Dataset
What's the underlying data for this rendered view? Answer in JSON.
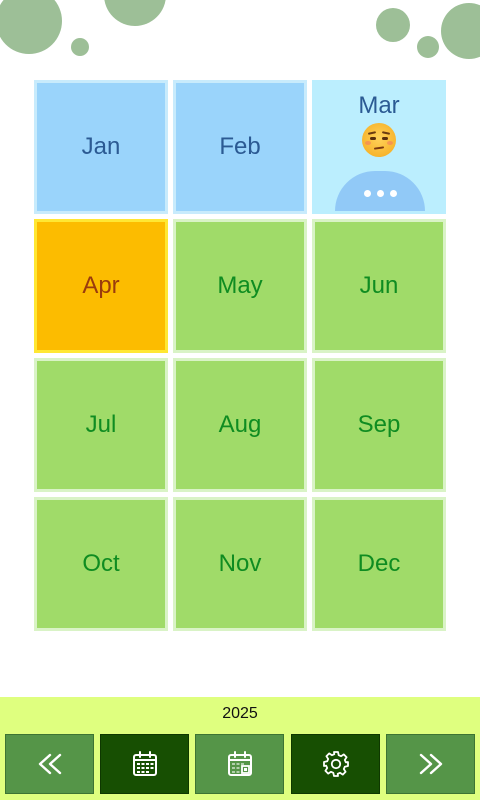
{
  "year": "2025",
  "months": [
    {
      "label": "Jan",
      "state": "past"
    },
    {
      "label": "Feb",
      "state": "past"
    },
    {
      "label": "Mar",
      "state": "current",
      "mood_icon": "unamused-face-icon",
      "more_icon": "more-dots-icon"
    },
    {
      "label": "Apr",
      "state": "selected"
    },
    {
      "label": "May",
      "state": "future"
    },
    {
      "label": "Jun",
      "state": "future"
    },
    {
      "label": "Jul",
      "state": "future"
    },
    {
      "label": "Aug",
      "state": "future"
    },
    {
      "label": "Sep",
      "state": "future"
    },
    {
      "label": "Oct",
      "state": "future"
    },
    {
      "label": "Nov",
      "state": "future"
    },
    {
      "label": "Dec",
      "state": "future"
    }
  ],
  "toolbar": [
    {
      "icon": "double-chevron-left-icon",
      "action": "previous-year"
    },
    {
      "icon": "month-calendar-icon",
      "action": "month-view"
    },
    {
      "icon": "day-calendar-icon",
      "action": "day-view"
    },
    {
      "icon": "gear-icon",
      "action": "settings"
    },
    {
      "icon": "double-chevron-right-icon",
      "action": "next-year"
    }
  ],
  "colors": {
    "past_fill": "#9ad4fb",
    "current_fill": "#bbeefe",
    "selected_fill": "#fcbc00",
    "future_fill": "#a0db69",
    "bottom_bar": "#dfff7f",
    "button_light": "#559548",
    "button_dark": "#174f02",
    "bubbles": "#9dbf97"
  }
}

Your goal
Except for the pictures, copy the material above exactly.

Your solution
What's the underlying data for this rendered view? Answer in JSON.
{
  "year": "2025",
  "months": [
    {
      "label": "Jan",
      "state": "past"
    },
    {
      "label": "Feb",
      "state": "past"
    },
    {
      "label": "Mar",
      "state": "current",
      "mood_icon": "unamused-face-icon",
      "more_icon": "more-dots-icon"
    },
    {
      "label": "Apr",
      "state": "selected"
    },
    {
      "label": "May",
      "state": "future"
    },
    {
      "label": "Jun",
      "state": "future"
    },
    {
      "label": "Jul",
      "state": "future"
    },
    {
      "label": "Aug",
      "state": "future"
    },
    {
      "label": "Sep",
      "state": "future"
    },
    {
      "label": "Oct",
      "state": "future"
    },
    {
      "label": "Nov",
      "state": "future"
    },
    {
      "label": "Dec",
      "state": "future"
    }
  ],
  "toolbar": [
    {
      "icon": "double-chevron-left-icon",
      "action": "previous-year"
    },
    {
      "icon": "month-calendar-icon",
      "action": "month-view"
    },
    {
      "icon": "day-calendar-icon",
      "action": "day-view"
    },
    {
      "icon": "gear-icon",
      "action": "settings"
    },
    {
      "icon": "double-chevron-right-icon",
      "action": "next-year"
    }
  ],
  "colors": {
    "past_fill": "#9ad4fb",
    "current_fill": "#bbeefe",
    "selected_fill": "#fcbc00",
    "future_fill": "#a0db69",
    "bottom_bar": "#dfff7f",
    "button_light": "#559548",
    "button_dark": "#174f02",
    "bubbles": "#9dbf97"
  }
}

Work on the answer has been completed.